How’s Raul Castro’s Brother?
When a Cuban or a foreigner living in Cuba travels abroad nowadays they are usually confronted with questions on how things are going in Cuba under Raul Castro.
It is now common knowledge that Raul Castro is the new president of Cuba and that changes are occurring in the country. However, people around the world have been left wondering what exactly is changing and how this is impacting ordinary Cubans.
For those who have an overall positive impression of the Cuban revolution, there is concern that the changes being talked about in the foreign media could mean a penetration of consumerism, capitalism or inequalities, which they hope not to see.
Others ask the question based on an image of a repressed, downtrodden people, without the creature comforts that most people in the industrialized world possess, and that most populations aspire to have.
On a recent trip that took me through Mexico City, I was surprised by the question from an immigration officer as he checked my passport with the Cuban stamps: “How’s Raul Castro’s brother?”

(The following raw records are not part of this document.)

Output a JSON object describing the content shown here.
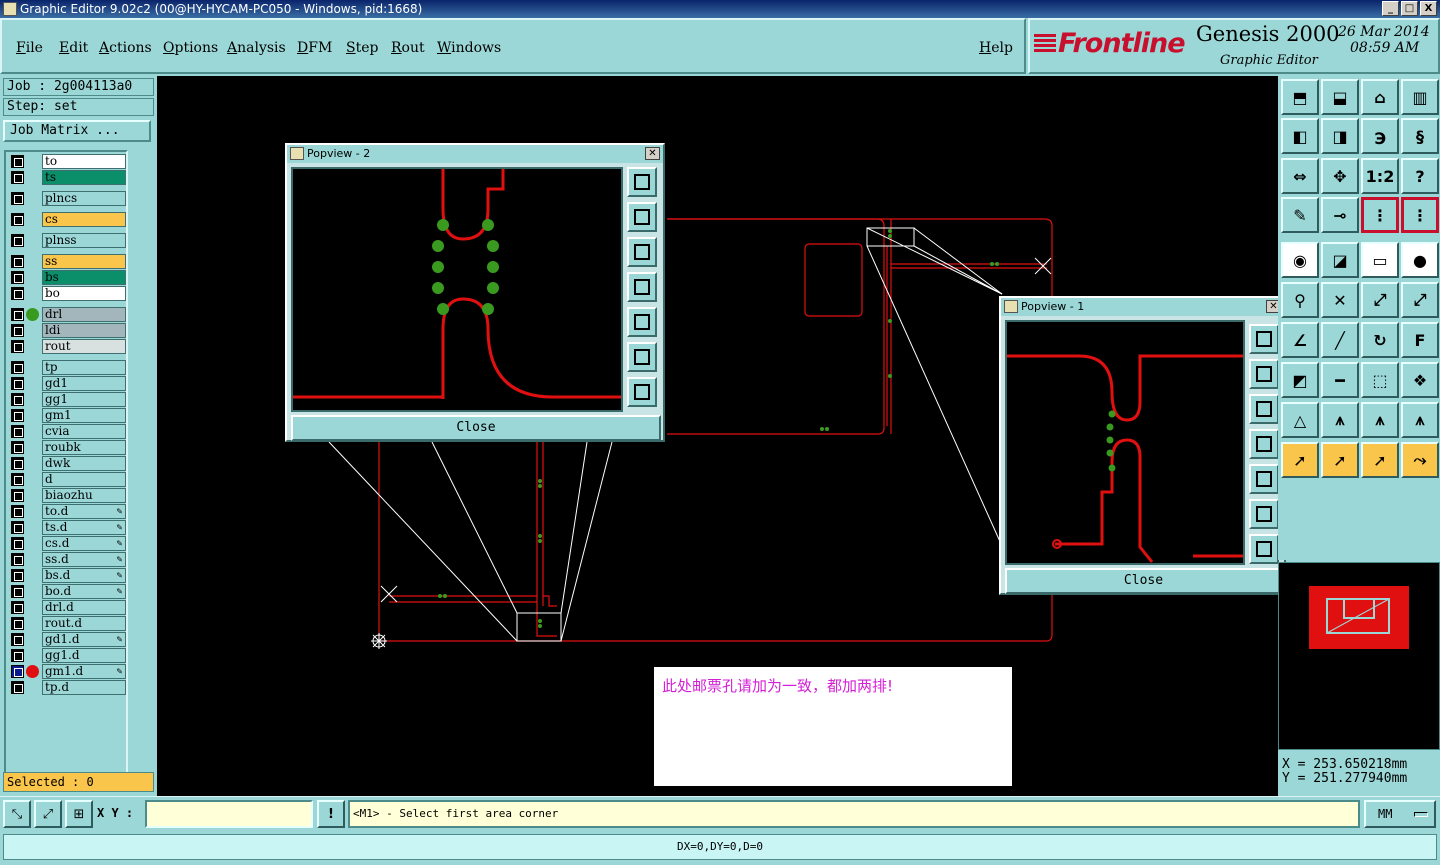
{
  "window": {
    "title": "Graphic Editor 9.02c2 (00@HY-HYCAM-PC050 - Windows, pid:1668)",
    "buttons": [
      "_",
      "□",
      "X"
    ]
  },
  "menu": {
    "items": [
      "File",
      "Edit",
      "Actions",
      "Options",
      "Analysis",
      "DFM",
      "Step",
      "Rout",
      "Windows"
    ],
    "help": "Help"
  },
  "brand": {
    "logo": "Frontline",
    "product": "Genesis 2000",
    "subtitle": "Graphic Editor",
    "date": "26 Mar 2014",
    "time": "08:59 AM"
  },
  "job": {
    "job_line": "Job : 2g004113a0",
    "step_line": "Step: set",
    "matrix_button": "Job Matrix ..."
  },
  "layers": [
    {
      "name": "to",
      "bg": "#ffffff",
      "dot": ""
    },
    {
      "name": "ts",
      "bg": "#0a8f6a",
      "dot": ""
    },
    {
      "name": "plncs",
      "bg": "#9bd7d7",
      "dot": ""
    },
    {
      "name": "cs",
      "bg": "#f9c54b",
      "dot": ""
    },
    {
      "name": "plnss",
      "bg": "#9bd7d7",
      "dot": ""
    },
    {
      "name": "ss",
      "bg": "#f9c54b",
      "dot": ""
    },
    {
      "name": "bs",
      "bg": "#0a8f6a",
      "dot": ""
    },
    {
      "name": "bo",
      "bg": "#ffffff",
      "dot": ""
    },
    {
      "name": "drl",
      "bg": "#a3b6bc",
      "dot": "#3a9a20"
    },
    {
      "name": "ldi",
      "bg": "#a3b6bc",
      "dot": ""
    },
    {
      "name": "rout",
      "bg": "#d8e0e0",
      "dot": ""
    },
    {
      "name": "tp",
      "bg": "#9bd7d7",
      "dot": ""
    },
    {
      "name": "gd1",
      "bg": "#9bd7d7",
      "dot": ""
    },
    {
      "name": "gg1",
      "bg": "#9bd7d7",
      "dot": ""
    },
    {
      "name": "gm1",
      "bg": "#9bd7d7",
      "dot": ""
    },
    {
      "name": "cvia",
      "bg": "#9bd7d7",
      "dot": ""
    },
    {
      "name": "roubk",
      "bg": "#9bd7d7",
      "dot": ""
    },
    {
      "name": "dwk",
      "bg": "#9bd7d7",
      "dot": ""
    },
    {
      "name": "d",
      "bg": "#9bd7d7",
      "dot": ""
    },
    {
      "name": "biaozhu",
      "bg": "#9bd7d7",
      "dot": ""
    },
    {
      "name": "to.d",
      "bg": "#9bd7d7",
      "dot": "",
      "edit": true
    },
    {
      "name": "ts.d",
      "bg": "#9bd7d7",
      "dot": "",
      "edit": true
    },
    {
      "name": "cs.d",
      "bg": "#9bd7d7",
      "dot": "",
      "edit": true
    },
    {
      "name": "ss.d",
      "bg": "#9bd7d7",
      "dot": "",
      "edit": true
    },
    {
      "name": "bs.d",
      "bg": "#9bd7d7",
      "dot": "",
      "edit": true
    },
    {
      "name": "bo.d",
      "bg": "#9bd7d7",
      "dot": "",
      "edit": true
    },
    {
      "name": "drl.d",
      "bg": "#9bd7d7",
      "dot": ""
    },
    {
      "name": "rout.d",
      "bg": "#9bd7d7",
      "dot": ""
    },
    {
      "name": "gd1.d",
      "bg": "#9bd7d7",
      "dot": "",
      "edit": true
    },
    {
      "name": "gg1.d",
      "bg": "#9bd7d7",
      "dot": ""
    },
    {
      "name": "gm1.d",
      "bg": "#9bd7d7",
      "dot": "#e01010",
      "edit": true,
      "active": true
    },
    {
      "name": "tp.d",
      "bg": "#9bd7d7",
      "dot": ""
    }
  ],
  "selected": "Selected : 0",
  "popview2": {
    "title": "Popview - 2",
    "close": "Close"
  },
  "popview1": {
    "title": "Popview - 1",
    "close": "Close"
  },
  "note": "此处邮票孔请加为一致，都加两排!",
  "coords": {
    "x": "X = 253.650218mm",
    "y": "Y = 251.277940mm"
  },
  "bottom": {
    "xy_label": "X Y :",
    "xy_value": "",
    "message": "<M1> - Select first area corner",
    "units": "MM",
    "status": "DX=0,DY=0,D=0"
  },
  "right_tools": [
    {
      "glyph": "⬒",
      "style": "normal"
    },
    {
      "glyph": "⬓",
      "style": "normal"
    },
    {
      "glyph": "⌂",
      "style": "normal"
    },
    {
      "glyph": "▥",
      "style": "normal"
    },
    {
      "glyph": "◧",
      "style": "normal"
    },
    {
      "glyph": "◨",
      "style": "normal"
    },
    {
      "glyph": "℈",
      "style": "normal"
    },
    {
      "glyph": "§",
      "style": "normal"
    },
    {
      "glyph": "⇔",
      "style": "normal"
    },
    {
      "glyph": "✥",
      "style": "normal"
    },
    {
      "glyph": "1:2",
      "style": "normal"
    },
    {
      "glyph": "?",
      "style": "normal"
    },
    {
      "glyph": "✎",
      "style": "normal"
    },
    {
      "glyph": "⊸",
      "style": "normal"
    },
    {
      "glyph": "⋮",
      "style": "active"
    },
    {
      "glyph": "⋮",
      "style": "active"
    },
    {
      "glyph": "◉",
      "style": "white"
    },
    {
      "glyph": "◪",
      "style": "normal"
    },
    {
      "glyph": "▭",
      "style": "white"
    },
    {
      "glyph": "●",
      "style": "white"
    },
    {
      "glyph": "⚲",
      "style": "normal"
    },
    {
      "glyph": "✕",
      "style": "normal"
    },
    {
      "glyph": "⤢",
      "style": "normal"
    },
    {
      "glyph": "⤢",
      "style": "normal"
    },
    {
      "glyph": "∠",
      "style": "normal"
    },
    {
      "glyph": "╱",
      "style": "normal"
    },
    {
      "glyph": "↻",
      "style": "normal"
    },
    {
      "glyph": "F",
      "style": "normal"
    },
    {
      "glyph": "◩",
      "style": "normal"
    },
    {
      "glyph": "━",
      "style": "normal"
    },
    {
      "glyph": "⬚",
      "style": "normal"
    },
    {
      "glyph": "❖",
      "style": "normal"
    },
    {
      "glyph": "△",
      "style": "normal"
    },
    {
      "glyph": "⩚",
      "style": "normal"
    },
    {
      "glyph": "⩚",
      "style": "normal"
    },
    {
      "glyph": "⩚",
      "style": "normal"
    },
    {
      "glyph": "➚",
      "style": "orange"
    },
    {
      "glyph": "➚",
      "style": "orange"
    },
    {
      "glyph": "➚",
      "style": "orange"
    },
    {
      "glyph": "⤳",
      "style": "orange"
    }
  ]
}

I explained that Fidel has not appeared in public since he had abdominal surgery two years ago, but remains active with the pen, writing commentaries for the local media and continuing to serve as the country’s top political advisor.
I am usually guarded about political discussions when I need the OK to enter a country, so I was pleasantly surprised when the immigration officer volunteered his own comment.
He noted the recent announcement that the Mexican government is considering a joint vaccine production program with Cuba, and praised the island’s advances in the field.
After my passport was stamped, I mentioned that the cooling of long-standing good relations that occurred under the administration of former President Vicente Fox now appears to be a thing of the past.
The officer smiled and nodded his head in agreement.
I’ve always admired how Mexico, despite its own internal contradictions and conflicts, was able to dodge the US pressure on Cuba when much of the hemisphere buckled and broke off relations in the early 1960s.
Today, of course, Cuba now has good relations including cooperation and/or commerce with most countries of Latin America and the Caribbean. Judging by the immigration officer’s friendly comments, Mexico is no exception.